**DATA:**
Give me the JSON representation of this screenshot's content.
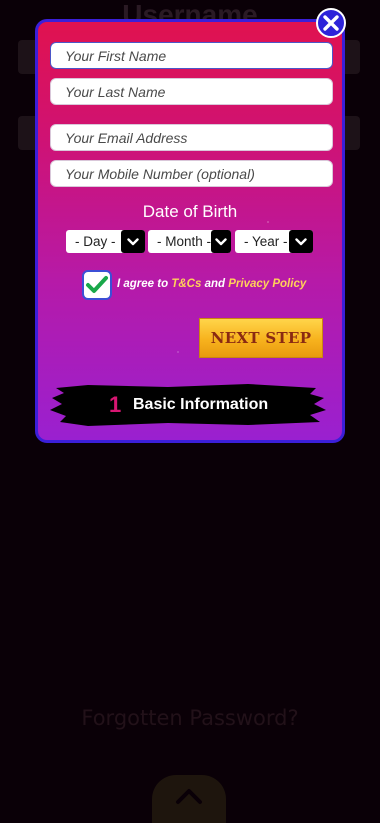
{
  "background": {
    "title": "Username",
    "forgot_password": "Forgotten Password?",
    "scroll_top_icon": "chevron-up-icon"
  },
  "modal": {
    "close_icon": "close-icon",
    "fields": {
      "first_name_placeholder": "Your First Name",
      "last_name_placeholder": "Your Last Name",
      "email_placeholder": "Your Email Address",
      "mobile_placeholder": "Your Mobile Number (optional)"
    },
    "dob": {
      "label": "Date of Birth",
      "day": "- Day -",
      "month": "- Month -",
      "year": "- Year -"
    },
    "agree": {
      "prefix": "I agree to",
      "tcs": "T&Cs",
      "and": "and",
      "privacy": "Privacy Policy",
      "checked": true
    },
    "next_button": "NEXT STEP",
    "step": {
      "number": "1",
      "label": "Basic Information"
    }
  },
  "colors": {
    "accent_blue": "#2d23d9",
    "link_yellow": "#ffd15a",
    "check_green": "#19a84a",
    "step_pink": "#d81672"
  }
}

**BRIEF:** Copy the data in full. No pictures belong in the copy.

**REPLY:**
Give me the JSON representation of this screenshot's content.
{
  "background": {
    "title": "Username",
    "forgot_password": "Forgotten Password?",
    "scroll_top_icon": "chevron-up-icon"
  },
  "modal": {
    "close_icon": "close-icon",
    "fields": {
      "first_name_placeholder": "Your First Name",
      "last_name_placeholder": "Your Last Name",
      "email_placeholder": "Your Email Address",
      "mobile_placeholder": "Your Mobile Number (optional)"
    },
    "dob": {
      "label": "Date of Birth",
      "day": "- Day -",
      "month": "- Month -",
      "year": "- Year -"
    },
    "agree": {
      "prefix": "I agree to",
      "tcs": "T&Cs",
      "and": "and",
      "privacy": "Privacy Policy",
      "checked": true
    },
    "next_button": "NEXT STEP",
    "step": {
      "number": "1",
      "label": "Basic Information"
    }
  },
  "colors": {
    "accent_blue": "#2d23d9",
    "link_yellow": "#ffd15a",
    "check_green": "#19a84a",
    "step_pink": "#d81672"
  }
}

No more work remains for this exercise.